- While waiting for the belacan to cool, de-seed the chillies. Wear a kitchen glove to prevent stinging sensation of the chilli juices
- Use a food processor to blend the belacan and chillies until smooth. Do this in small batches
- Add sugar and salt to taste during the final few seconds of each blending batch
- Store in several small containers (each container with the amount you would need for use over a couple of days)
- Refrigerate what you need for the present and freeze the remainder
- Serve with freshly squeezed lime juice when needed
Top Tips from Mum & Me
- Like wine, terroir also influences the quality of belacan. Mum's belacan of choice comes from Penang, a lovely foodie island off the northwest coast of Malaysia. We don't visit Penang as often as we'd like, but we always come back to Singapore with our bags loaded with belacan bricks when we do! (Rasa Malaysia and Eating Asia are 2 good sources for finding out more about the Penang food scene)
- Customise your sambal belacan's level of heat. If you're a chilli newbie, use more big red chillis. If you're a fiery veteran, use more chilli padi
- When using sambal belacan that you're storing in the fridge (as opposed to the freezer), make sure the spoon you're using to dish out the sambal belacan is washed and dried. Mould can develop within 2 days otherwise
- Sambal belacan stored in the freezer can last for up to 6 months (Mum admits she isn't 100% sure on this one because her batch always gets used up before then!)
Ok, Now What?
Then start experimenting with ingredients to add it to during the frying process. Water spinach. Sweet potato leaves. Okra. Eggplant. Eggs. Chicken wings. Fried fish. Fried rice. Fried noodles.

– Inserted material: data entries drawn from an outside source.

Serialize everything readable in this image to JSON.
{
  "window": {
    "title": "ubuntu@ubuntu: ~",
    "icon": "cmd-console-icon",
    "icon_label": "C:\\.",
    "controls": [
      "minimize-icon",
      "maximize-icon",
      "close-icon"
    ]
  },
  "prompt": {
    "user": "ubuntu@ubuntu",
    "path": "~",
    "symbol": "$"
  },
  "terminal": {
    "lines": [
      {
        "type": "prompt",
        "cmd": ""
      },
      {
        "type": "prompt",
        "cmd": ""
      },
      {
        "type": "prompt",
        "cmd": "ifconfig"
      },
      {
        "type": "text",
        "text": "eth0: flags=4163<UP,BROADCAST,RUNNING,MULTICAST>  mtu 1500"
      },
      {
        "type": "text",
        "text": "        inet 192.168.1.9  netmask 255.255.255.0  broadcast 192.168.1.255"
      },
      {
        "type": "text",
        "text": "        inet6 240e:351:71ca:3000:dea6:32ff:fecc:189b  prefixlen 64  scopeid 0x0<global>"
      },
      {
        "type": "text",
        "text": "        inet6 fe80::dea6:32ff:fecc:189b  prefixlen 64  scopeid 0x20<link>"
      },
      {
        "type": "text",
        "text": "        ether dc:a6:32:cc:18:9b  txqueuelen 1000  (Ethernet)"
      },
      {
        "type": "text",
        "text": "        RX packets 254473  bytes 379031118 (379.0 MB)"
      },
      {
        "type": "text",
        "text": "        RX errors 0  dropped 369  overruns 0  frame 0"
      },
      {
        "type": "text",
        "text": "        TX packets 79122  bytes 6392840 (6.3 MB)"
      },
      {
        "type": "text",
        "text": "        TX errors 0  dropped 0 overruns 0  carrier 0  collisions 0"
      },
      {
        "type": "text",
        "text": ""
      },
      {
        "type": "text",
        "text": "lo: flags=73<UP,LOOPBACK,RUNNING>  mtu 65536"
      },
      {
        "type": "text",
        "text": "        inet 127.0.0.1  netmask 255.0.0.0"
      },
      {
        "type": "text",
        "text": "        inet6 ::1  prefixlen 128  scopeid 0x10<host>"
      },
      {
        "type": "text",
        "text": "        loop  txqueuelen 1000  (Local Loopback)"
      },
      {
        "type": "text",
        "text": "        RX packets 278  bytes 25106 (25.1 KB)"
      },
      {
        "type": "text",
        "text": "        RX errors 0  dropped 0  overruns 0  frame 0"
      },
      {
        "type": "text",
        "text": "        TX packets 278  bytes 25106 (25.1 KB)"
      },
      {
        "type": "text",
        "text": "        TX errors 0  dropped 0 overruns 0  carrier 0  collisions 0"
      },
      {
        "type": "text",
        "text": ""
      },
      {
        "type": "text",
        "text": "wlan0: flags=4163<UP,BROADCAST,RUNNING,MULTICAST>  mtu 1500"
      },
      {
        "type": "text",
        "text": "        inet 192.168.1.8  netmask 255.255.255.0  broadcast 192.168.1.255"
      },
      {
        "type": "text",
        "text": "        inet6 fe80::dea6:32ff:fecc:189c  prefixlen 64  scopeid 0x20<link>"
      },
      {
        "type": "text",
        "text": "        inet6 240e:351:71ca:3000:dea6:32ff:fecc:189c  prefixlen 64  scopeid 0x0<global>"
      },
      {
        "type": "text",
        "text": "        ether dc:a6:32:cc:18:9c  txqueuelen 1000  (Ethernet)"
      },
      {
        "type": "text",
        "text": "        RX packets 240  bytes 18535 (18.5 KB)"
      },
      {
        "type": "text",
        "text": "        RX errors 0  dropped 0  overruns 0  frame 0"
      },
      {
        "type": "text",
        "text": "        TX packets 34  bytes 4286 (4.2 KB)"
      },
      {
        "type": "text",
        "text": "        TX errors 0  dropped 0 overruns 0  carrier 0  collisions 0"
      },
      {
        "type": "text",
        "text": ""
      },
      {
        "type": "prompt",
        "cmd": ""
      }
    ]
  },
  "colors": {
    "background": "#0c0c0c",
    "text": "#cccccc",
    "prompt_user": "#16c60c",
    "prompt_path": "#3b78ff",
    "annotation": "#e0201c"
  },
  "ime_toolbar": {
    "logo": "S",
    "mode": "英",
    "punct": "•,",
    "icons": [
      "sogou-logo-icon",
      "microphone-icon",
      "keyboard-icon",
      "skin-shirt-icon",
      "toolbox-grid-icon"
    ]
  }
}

If you hit on something you really like, let me know. I've love to learn your recipe, in person or at your electronic elbows.